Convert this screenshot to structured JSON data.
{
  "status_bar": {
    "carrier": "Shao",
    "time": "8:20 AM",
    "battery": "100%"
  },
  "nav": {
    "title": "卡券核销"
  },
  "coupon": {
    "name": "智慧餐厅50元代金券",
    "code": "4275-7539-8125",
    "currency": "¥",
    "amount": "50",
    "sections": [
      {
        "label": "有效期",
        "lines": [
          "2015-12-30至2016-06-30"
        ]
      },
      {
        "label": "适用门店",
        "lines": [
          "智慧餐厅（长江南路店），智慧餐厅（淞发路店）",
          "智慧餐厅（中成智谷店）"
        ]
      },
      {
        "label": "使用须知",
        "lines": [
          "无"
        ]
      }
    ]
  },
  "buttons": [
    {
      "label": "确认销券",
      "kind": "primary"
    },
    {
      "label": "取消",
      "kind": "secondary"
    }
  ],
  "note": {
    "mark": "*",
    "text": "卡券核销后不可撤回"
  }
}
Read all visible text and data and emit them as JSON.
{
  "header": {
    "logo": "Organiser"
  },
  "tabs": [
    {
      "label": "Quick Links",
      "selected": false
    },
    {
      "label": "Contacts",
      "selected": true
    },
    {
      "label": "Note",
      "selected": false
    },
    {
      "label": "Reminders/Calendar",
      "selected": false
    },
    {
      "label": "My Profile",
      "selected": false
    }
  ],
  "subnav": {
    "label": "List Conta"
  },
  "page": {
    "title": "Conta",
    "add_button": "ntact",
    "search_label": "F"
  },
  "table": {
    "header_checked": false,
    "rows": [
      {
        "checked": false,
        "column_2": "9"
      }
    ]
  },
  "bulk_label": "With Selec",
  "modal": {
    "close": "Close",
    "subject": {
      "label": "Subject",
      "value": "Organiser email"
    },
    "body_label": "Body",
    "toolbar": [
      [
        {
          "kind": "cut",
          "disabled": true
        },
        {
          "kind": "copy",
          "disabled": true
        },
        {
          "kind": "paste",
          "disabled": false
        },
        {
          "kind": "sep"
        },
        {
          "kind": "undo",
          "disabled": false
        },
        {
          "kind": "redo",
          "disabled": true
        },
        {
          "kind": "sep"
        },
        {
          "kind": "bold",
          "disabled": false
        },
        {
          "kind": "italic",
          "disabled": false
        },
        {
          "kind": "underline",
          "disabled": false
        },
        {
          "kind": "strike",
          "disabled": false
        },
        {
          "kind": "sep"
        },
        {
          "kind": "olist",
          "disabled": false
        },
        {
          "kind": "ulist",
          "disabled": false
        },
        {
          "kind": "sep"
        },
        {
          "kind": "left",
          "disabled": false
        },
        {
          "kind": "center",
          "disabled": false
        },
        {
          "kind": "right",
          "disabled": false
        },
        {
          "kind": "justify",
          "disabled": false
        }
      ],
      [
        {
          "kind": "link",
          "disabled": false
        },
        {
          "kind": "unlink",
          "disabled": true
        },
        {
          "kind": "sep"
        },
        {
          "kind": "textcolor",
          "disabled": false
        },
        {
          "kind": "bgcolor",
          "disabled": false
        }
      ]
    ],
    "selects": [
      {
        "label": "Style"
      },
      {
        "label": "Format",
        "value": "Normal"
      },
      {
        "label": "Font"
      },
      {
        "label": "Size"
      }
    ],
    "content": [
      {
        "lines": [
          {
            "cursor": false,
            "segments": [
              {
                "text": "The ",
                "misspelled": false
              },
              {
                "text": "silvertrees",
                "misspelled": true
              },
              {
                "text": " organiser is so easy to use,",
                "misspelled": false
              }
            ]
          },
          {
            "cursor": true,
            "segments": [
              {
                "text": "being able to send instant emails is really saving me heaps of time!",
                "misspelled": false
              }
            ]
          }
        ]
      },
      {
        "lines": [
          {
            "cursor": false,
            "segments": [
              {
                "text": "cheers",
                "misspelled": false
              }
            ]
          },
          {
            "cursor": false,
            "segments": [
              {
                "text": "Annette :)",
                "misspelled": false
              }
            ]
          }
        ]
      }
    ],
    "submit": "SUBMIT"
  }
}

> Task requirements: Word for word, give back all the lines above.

> Output of the task:
Convert this screenshot to structured JSON data.
{
  "status_bar": {
    "carrier": "Shao",
    "time": "8:20 AM",
    "battery": "100%"
  },
  "nav": {
    "title": "卡券核销"
  },
  "coupon": {
    "name": "智慧餐厅50元代金券",
    "code": "4275-7539-8125",
    "currency": "¥",
    "amount": "50",
    "sections": [
      {
        "label": "有效期",
        "lines": [
          "2015-12-30至2016-06-30"
        ]
      },
      {
        "label": "适用门店",
        "lines": [
          "智慧餐厅（长江南路店），智慧餐厅（淞发路店）",
          "智慧餐厅（中成智谷店）"
        ]
      },
      {
        "label": "使用须知",
        "lines": [
          "无"
        ]
      }
    ]
  },
  "buttons": [
    {
      "label": "确认销券",
      "kind": "primary"
    },
    {
      "label": "取消",
      "kind": "secondary"
    }
  ],
  "note": {
    "mark": "*",
    "text": "卡券核销后不可撤回"
  }
}
Read all visible text and data and emit them as JSON.
{
  "header": {
    "logo": "Organiser"
  },
  "tabs": [
    {
      "label": "Quick Links",
      "selected": false
    },
    {
      "label": "Contacts",
      "selected": true
    },
    {
      "label": "Note",
      "selected": false
    },
    {
      "label": "Reminders/Calendar",
      "selected": false
    },
    {
      "label": "My Profile",
      "selected": false
    }
  ],
  "subnav": {
    "label": "List Conta"
  },
  "page": {
    "title": "Conta",
    "add_button": "ntact",
    "search_label": "F"
  },
  "table": {
    "header_checked": false,
    "rows": [
      {
        "checked": false,
        "column_2": "9"
      }
    ]
  },
  "bulk_label": "With Selec",
  "modal": {
    "close": "Close",
    "subject": {
      "label": "Subject",
      "value": "Organiser email"
    },
    "body_label": "Body",
    "toolbar": [
      [
        {
          "kind": "cut",
          "disabled": true
        },
        {
          "kind": "copy",
          "disabled": true
        },
        {
          "kind": "paste",
          "disabled": false
        },
        {
          "kind": "sep"
        },
        {
          "kind": "undo",
          "disabled": false
        },
        {
          "kind": "redo",
          "disabled": true
        },
        {
          "kind": "sep"
        },
        {
          "kind": "bold",
          "disabled": false
        },
        {
          "kind": "italic",
          "disabled": false
        },
        {
          "kind": "underline",
          "disabled": false
        },
        {
          "kind": "strike",
          "disabled": false
        },
        {
          "kind": "sep"
        },
        {
          "kind": "olist",
          "disabled": false
        },
        {
          "kind": "ulist",
          "disabled": false
        },
        {
          "kind": "sep"
        },
        {
          "kind": "left",
          "disabled": false
        },
        {
          "kind": "center",
          "disabled": false
        },
        {
          "kind": "right",
          "disabled": false
        },
        {
          "kind": "justify",
          "disabled": false
        }
      ],
      [
        {
          "kind": "link",
          "disabled": false
        },
        {
          "kind": "unlink",
          "disabled": true
        },
        {
          "kind": "sep"
        },
        {
          "kind": "textcolor",
          "disabled": false
        },
        {
          "kind": "bgcolor",
          "disabled": false
        }
      ]
    ],
    "selects": [
      {
        "label": "Style"
      },
      {
        "label": "Format",
        "value": "Normal"
      },
      {
        "label": "Font"
      },
      {
        "label": "Size"
      }
    ],
    "content": [
      {
        "lines": [
          {
            "cursor": false,
            "segments": [
              {
                "text": "The ",
                "misspelled": false
              },
              {
                "text": "silvertrees",
                "misspelled": true
              },
              {
                "text": " organiser is so easy to use,",
                "misspelled": false
              }
            ]
          },
          {
            "cursor": true,
            "segments": [
              {
                "text": "being able to send instant emails is really saving me heaps of time!",
                "misspelled": false
              }
            ]
          }
        ]
      },
      {
        "lines": [
          {
            "cursor": false,
            "segments": [
              {
                "text": "cheers",
                "misspelled": false
              }
            ]
          },
          {
            "cursor": false,
            "segments": [
              {
                "text": "Annette :)",
                "misspelled": false
              }
            ]
          }
        ]
      }
    ],
    "submit": "SUBMIT"
  }
}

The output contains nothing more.